I am the Director of Economic Analysis for the Natural Gas Supply Association.
We represent the major integrated and independent domestic producers of natural gas. Our members' production accounts for about one-third of the U.S. natural gas supply. I've been in the energy industry for over 20 years.
Any particular achievement/interest in energy/environment you would like to mention?
A favorite was the opportunity to lead the Natural Gas Council's econometric study that reevaluated the underlying assumptions of the impact of climate legislation on the natural gas industry and the U.S. economy. It was great to work with energy sector economists and analysts to develop a common understanding of the true impact of the contemplated U.S. climate legislation. Although climate legislation did not come to fruition, I believe the experience taught the natural gas industry and the government a lot about the importance of an accurate assessment of the economic assumptions in a climate analysis and that will be invaluable should the debate arise again.

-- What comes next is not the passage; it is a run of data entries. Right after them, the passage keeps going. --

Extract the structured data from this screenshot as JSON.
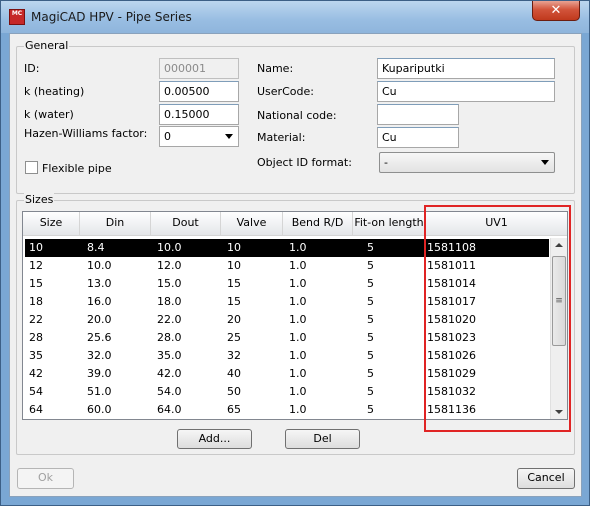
{
  "window": {
    "title": "MagiCAD HPV - Pipe Series",
    "close_label": "✕",
    "app_icon_text": "MC"
  },
  "general": {
    "group_label": "General",
    "id": {
      "label": "ID:",
      "value": "000001"
    },
    "k_heating": {
      "label": "k (heating)",
      "value": "0.00500"
    },
    "k_water": {
      "label": "k (water)",
      "value": "0.15000"
    },
    "hazen": {
      "label": "Hazen-Williams factor:",
      "value": "0"
    },
    "flexible": {
      "label": "Flexible pipe",
      "checked": false
    },
    "name": {
      "label": "Name:",
      "value": "Kupariputki"
    },
    "usercode": {
      "label": "UserCode:",
      "value": "Cu"
    },
    "national_code": {
      "label": "National code:",
      "value": ""
    },
    "material": {
      "label": "Material:",
      "value": "Cu"
    },
    "object_id_format": {
      "label": "Object ID format:",
      "value": "-"
    }
  },
  "sizes": {
    "group_label": "Sizes",
    "columns": [
      "Size",
      "Din",
      "Dout",
      "Valve",
      "Bend R/D",
      "Fit-on length",
      "UV1"
    ],
    "rows": [
      [
        "10",
        "8.4",
        "10.0",
        "10",
        "1.0",
        "5",
        "1581108"
      ],
      [
        "12",
        "10.0",
        "12.0",
        "10",
        "1.0",
        "5",
        "1581011"
      ],
      [
        "15",
        "13.0",
        "15.0",
        "15",
        "1.0",
        "5",
        "1581014"
      ],
      [
        "18",
        "16.0",
        "18.0",
        "15",
        "1.0",
        "5",
        "1581017"
      ],
      [
        "22",
        "20.0",
        "22.0",
        "20",
        "1.0",
        "5",
        "1581020"
      ],
      [
        "28",
        "25.6",
        "28.0",
        "25",
        "1.0",
        "5",
        "1581023"
      ],
      [
        "35",
        "32.0",
        "35.0",
        "32",
        "1.0",
        "5",
        "1581026"
      ],
      [
        "42",
        "39.0",
        "42.0",
        "40",
        "1.0",
        "5",
        "1581029"
      ],
      [
        "54",
        "51.0",
        "54.0",
        "50",
        "1.0",
        "5",
        "1581032"
      ],
      [
        "64",
        "60.0",
        "64.0",
        "65",
        "1.0",
        "5",
        "1581136"
      ]
    ],
    "selected_row": 0,
    "add_label": "Add...",
    "del_label": "Del"
  },
  "footer": {
    "ok_label": "Ok",
    "cancel_label": "Cancel"
  },
  "colors": {
    "highlight": "#e02424",
    "selection": "#000000"
  }
}
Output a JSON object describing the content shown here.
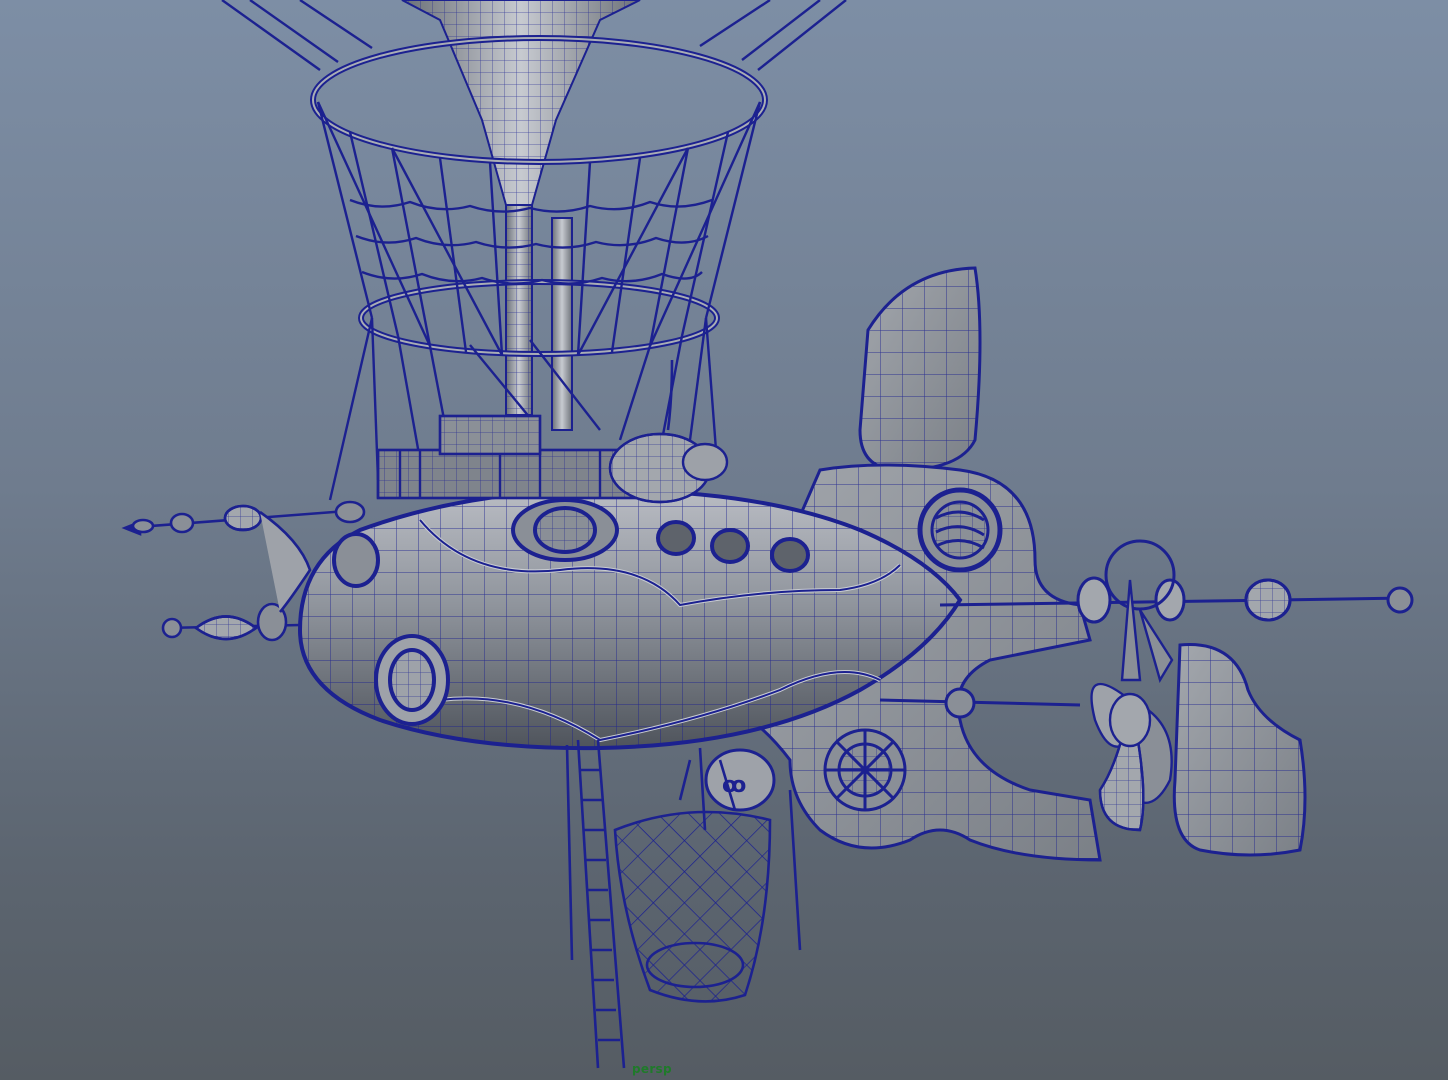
{
  "viewport": {
    "camera_label": "persp",
    "background_top": "#7d8ea5",
    "background_bottom": "#555c63",
    "wireframe_color": "#1c2190",
    "shaded_color": "#8a8f98",
    "camera_label_color": "#1f7a2a"
  },
  "model": {
    "name": "steampunk-airship-wireframe",
    "visible_parts": [
      "balloon-funnel",
      "rope-rings",
      "rigging-net",
      "hull",
      "portholes",
      "tail-fin",
      "propeller",
      "bowsprit-antennas",
      "cargo-net",
      "rope-ladder"
    ]
  }
}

In your opinion, what are important issues facing the energy industry nowadays?
Clearly the shale revolution is a game changer. I think it's safe to say that it's not business as usual anymore. With the change, our look at the market is also likely to change. For instance, instead of debating whether or not there is enough, the debate is about how much more there is. This opens a lot of opportunities for the economy that may not have been previously considered. To ensure that the full benefits of our energy resources are realized in the economy, I think our challenge now is to look beyond the "traditional" and begin thinking about competitive markets more broadly, looking to efficiency in capital formation and global markets that allow the economy to realize the benefits of our resources.
How long have you been a member of NCAC? Any particular NCAC memory you would like to share with us?

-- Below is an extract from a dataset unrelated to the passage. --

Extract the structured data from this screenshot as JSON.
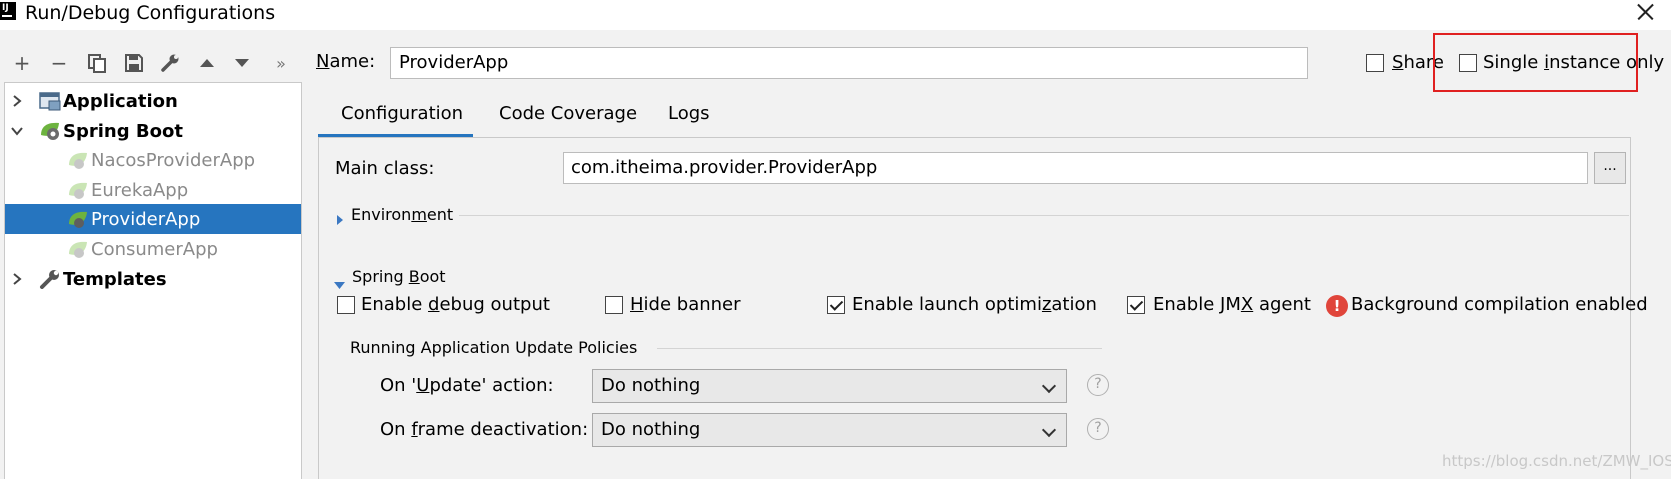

I've been a member of the NCAC for about 10 years and a member of the council for about 6 years. A great memory was last year's opportunity to serve as NCAC president. The experience provided a unique opportunity to see energy issues from a variety of perspectives, but most importantly, I got an opportunity to work with many talented economists on the council and in the membership, whose friendships will undoubtedly last throughout my career. I'd encourage professionals and students to join the NCAC as it is the best energy networking group in town with a large range of programs for members.